Check every line of the data for the word "label", and copy those that have it.
=-=-=
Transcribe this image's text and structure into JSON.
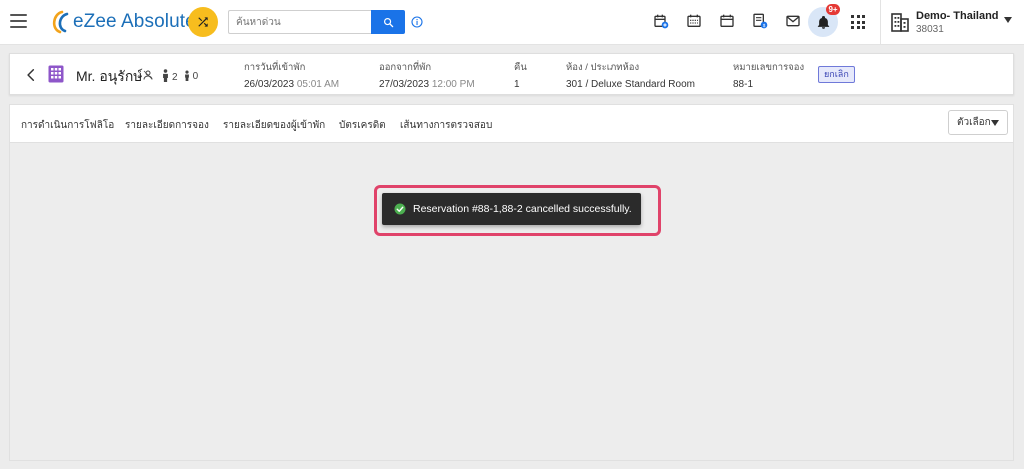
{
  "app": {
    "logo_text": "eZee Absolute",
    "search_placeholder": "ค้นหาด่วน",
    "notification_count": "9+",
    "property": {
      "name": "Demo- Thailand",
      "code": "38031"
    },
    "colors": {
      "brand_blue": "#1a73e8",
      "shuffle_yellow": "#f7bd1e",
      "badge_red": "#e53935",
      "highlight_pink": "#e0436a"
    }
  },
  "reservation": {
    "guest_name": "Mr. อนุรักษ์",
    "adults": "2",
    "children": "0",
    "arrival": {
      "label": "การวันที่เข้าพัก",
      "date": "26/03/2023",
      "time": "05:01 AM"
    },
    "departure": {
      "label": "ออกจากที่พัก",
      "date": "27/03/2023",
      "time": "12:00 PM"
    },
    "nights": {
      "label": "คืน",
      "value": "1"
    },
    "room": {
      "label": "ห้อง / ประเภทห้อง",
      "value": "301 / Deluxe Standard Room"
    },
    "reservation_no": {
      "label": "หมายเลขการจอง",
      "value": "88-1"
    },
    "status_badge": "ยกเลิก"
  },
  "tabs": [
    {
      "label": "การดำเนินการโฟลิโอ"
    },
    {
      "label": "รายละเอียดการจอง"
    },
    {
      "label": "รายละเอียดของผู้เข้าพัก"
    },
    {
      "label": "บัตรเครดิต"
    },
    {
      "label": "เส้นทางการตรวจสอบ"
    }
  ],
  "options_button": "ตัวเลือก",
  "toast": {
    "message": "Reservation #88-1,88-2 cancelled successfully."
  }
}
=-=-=
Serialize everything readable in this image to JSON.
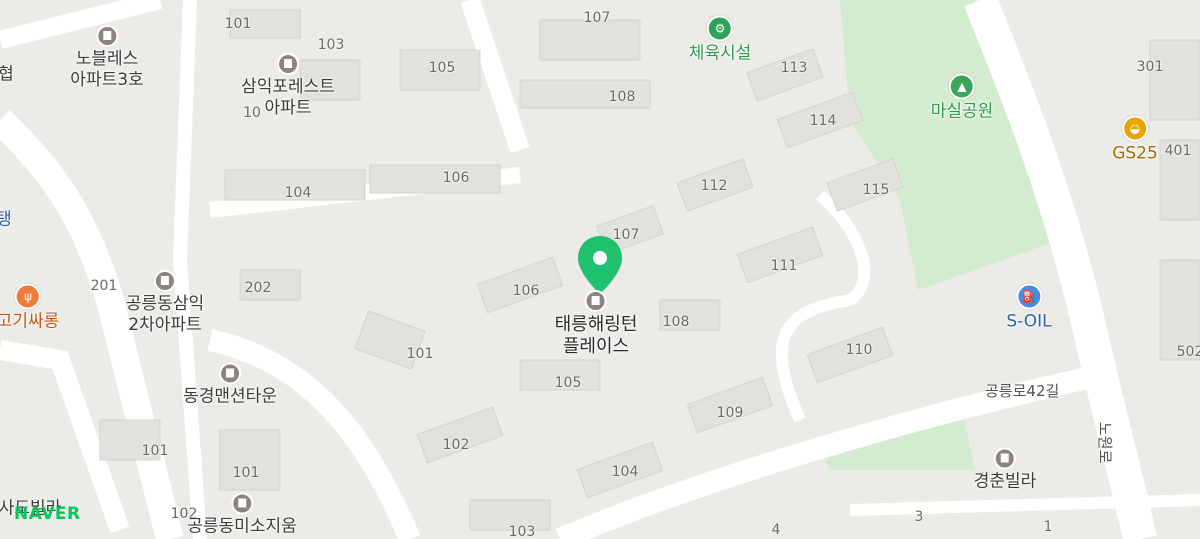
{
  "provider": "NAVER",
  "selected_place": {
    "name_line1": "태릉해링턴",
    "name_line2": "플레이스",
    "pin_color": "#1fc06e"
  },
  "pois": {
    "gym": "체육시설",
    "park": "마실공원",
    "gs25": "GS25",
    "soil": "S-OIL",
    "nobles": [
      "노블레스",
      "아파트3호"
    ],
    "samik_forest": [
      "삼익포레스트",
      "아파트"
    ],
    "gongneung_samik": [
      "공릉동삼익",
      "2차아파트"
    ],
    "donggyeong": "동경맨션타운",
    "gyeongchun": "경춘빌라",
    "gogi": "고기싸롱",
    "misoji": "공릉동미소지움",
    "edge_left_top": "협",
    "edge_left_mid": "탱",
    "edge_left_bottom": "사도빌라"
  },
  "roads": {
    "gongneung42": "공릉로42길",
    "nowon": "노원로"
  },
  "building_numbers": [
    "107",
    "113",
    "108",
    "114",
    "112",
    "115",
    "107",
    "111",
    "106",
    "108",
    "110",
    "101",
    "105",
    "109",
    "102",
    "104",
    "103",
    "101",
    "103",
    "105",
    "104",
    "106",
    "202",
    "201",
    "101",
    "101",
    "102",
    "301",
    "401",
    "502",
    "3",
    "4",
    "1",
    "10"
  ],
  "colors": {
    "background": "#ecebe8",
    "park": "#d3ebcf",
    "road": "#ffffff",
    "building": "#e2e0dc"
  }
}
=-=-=
EXERCISE RESULT:
      "label": "การวันที่เข้าพัก",
      "label": "ออกจากที่พัก",
      "label": "คืน",
      "label": "ห้อง / ประเภทห้อง",
      "label": "หมายเลขการจอง",
      "label": "การดำเนินการโฟลิโอ"
      "label": "รายละเอียดการจอง"
      "label": "รายละเอียดของผู้เข้าพัก"
      "label": "บัตรเครดิต"
      "label": "เส้นทางการตรวจสอบ"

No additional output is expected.